EXERCISE DESCRIPTION: Please restate every record below word for word and skip the pictures.

DATA PROVIDED:
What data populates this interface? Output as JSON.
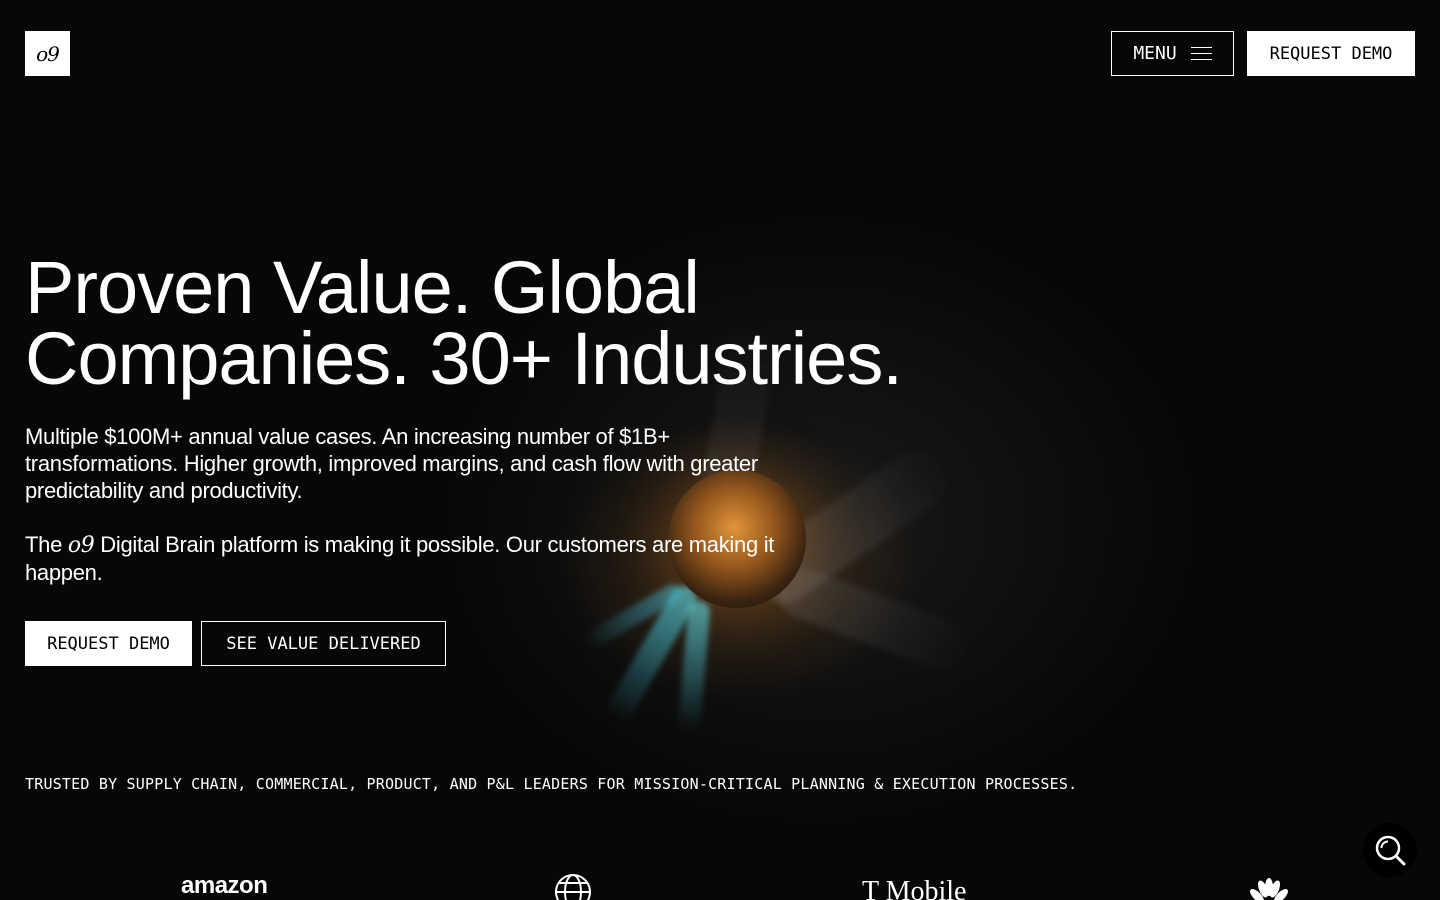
{
  "header": {
    "logo_text": "o9",
    "menu_label": "MENU",
    "request_demo_label": "REQUEST DEMO"
  },
  "hero": {
    "headline_line1": "Proven Value. Global",
    "headline_line2": "Companies. 30+ Industries.",
    "paragraph1": "Multiple $100M+ annual value cases. An increasing number of $1B+ transformations. Higher growth, improved margins, and cash flow with greater predictability and productivity.",
    "paragraph2_prefix": "The ",
    "paragraph2_brand": "o9",
    "paragraph2_suffix": " Digital Brain platform is making it possible. Our customers are making it happen.",
    "request_demo_label": "REQUEST DEMO",
    "see_value_label": "SEE VALUE DELIVERED"
  },
  "trusted_text": "TRUSTED BY SUPPLY CHAIN, COMMERCIAL, PRODUCT, AND P&L LEADERS FOR MISSION-CRITICAL PLANNING & EXECUTION PROCESSES.",
  "brands": {
    "amazon": "amazon",
    "tmobile": "T Mobile"
  },
  "icons": {
    "menu": "hamburger-icon",
    "search": "search-icon",
    "globe": "globe-logo-icon",
    "peacock": "peacock-logo-icon"
  }
}
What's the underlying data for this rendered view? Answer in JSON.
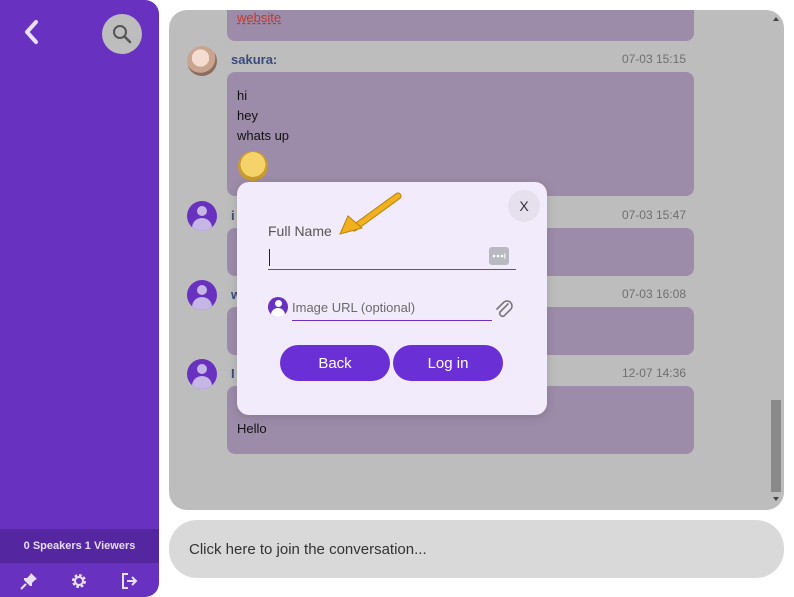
{
  "sidebar": {
    "back_icon": "chevron-left-icon",
    "search_icon": "search-icon",
    "stats": "0 Speakers 1 Viewers",
    "footer_icons": [
      "pin-icon",
      "gear-icon",
      "exit-icon"
    ]
  },
  "chat": {
    "top_link": "website",
    "messages": [
      {
        "name": "sakura:",
        "time": "07-03 15:15",
        "lines": [
          "hi",
          "hey",
          "whats up"
        ]
      },
      {
        "name": "i",
        "time": "07-03 15:47"
      },
      {
        "name": "w",
        "time": "07-03 16:08"
      },
      {
        "name": "I",
        "time": "12-07 14:36",
        "lines": [
          "Hello"
        ]
      }
    ]
  },
  "join_bar": {
    "text": "Click here to join the conversation..."
  },
  "modal": {
    "close_label": "X",
    "full_name_label": "Full Name",
    "full_name_value": "",
    "image_url_placeholder": "Image URL (optional)",
    "back_label": "Back",
    "login_label": "Log in"
  },
  "colors": {
    "sidebar": "#6931c0",
    "accent_button": "#6b2fd6",
    "bubble": "#9d8ca9",
    "annotation_arrow": "#f2b01e"
  }
}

OUTPUT OF THE EXERCISE:
What data populates this interface? Output as JSON.
{
  "header": {
    "logo_text": "o9",
    "menu_label": "MENU",
    "request_demo_label": "REQUEST DEMO"
  },
  "hero": {
    "headline_line1": "Proven Value. Global",
    "headline_line2": "Companies. 30+ Industries.",
    "paragraph1": "Multiple $100M+ annual value cases. An increasing number of $1B+ transformations. Higher growth, improved margins, and cash flow with greater predictability and productivity.",
    "paragraph2_prefix": "The ",
    "paragraph2_brand": "o9",
    "paragraph2_suffix": " Digital Brain platform is making it possible. Our customers are making it happen.",
    "request_demo_label": "REQUEST DEMO",
    "see_value_label": "SEE VALUE DELIVERED"
  },
  "trusted_text": "TRUSTED BY SUPPLY CHAIN, COMMERCIAL, PRODUCT, AND P&L LEADERS FOR MISSION-CRITICAL PLANNING & EXECUTION PROCESSES.",
  "brands": {
    "amazon": "amazon",
    "tmobile": "T Mobile"
  },
  "icons": {
    "menu": "hamburger-icon",
    "search": "search-icon",
    "globe": "globe-logo-icon",
    "peacock": "peacock-logo-icon"
  }
}
What's the underlying data for this rendered view? Answer in JSON.
{
  "sidebar": {
    "back_icon": "chevron-left-icon",
    "search_icon": "search-icon",
    "stats": "0 Speakers 1 Viewers",
    "footer_icons": [
      "pin-icon",
      "gear-icon",
      "exit-icon"
    ]
  },
  "chat": {
    "top_link": "website",
    "messages": [
      {
        "name": "sakura:",
        "time": "07-03 15:15",
        "lines": [
          "hi",
          "hey",
          "whats up"
        ]
      },
      {
        "name": "i",
        "time": "07-03 15:47"
      },
      {
        "name": "w",
        "time": "07-03 16:08"
      },
      {
        "name": "I",
        "time": "12-07 14:36",
        "lines": [
          "Hello"
        ]
      }
    ]
  },
  "join_bar": {
    "text": "Click here to join the conversation..."
  },
  "modal": {
    "close_label": "X",
    "full_name_label": "Full Name",
    "full_name_value": "",
    "image_url_placeholder": "Image URL (optional)",
    "back_label": "Back",
    "login_label": "Log in"
  },
  "colors": {
    "sidebar": "#6931c0",
    "accent_button": "#6b2fd6",
    "bubble": "#9d8ca9",
    "annotation_arrow": "#f2b01e"
  }
}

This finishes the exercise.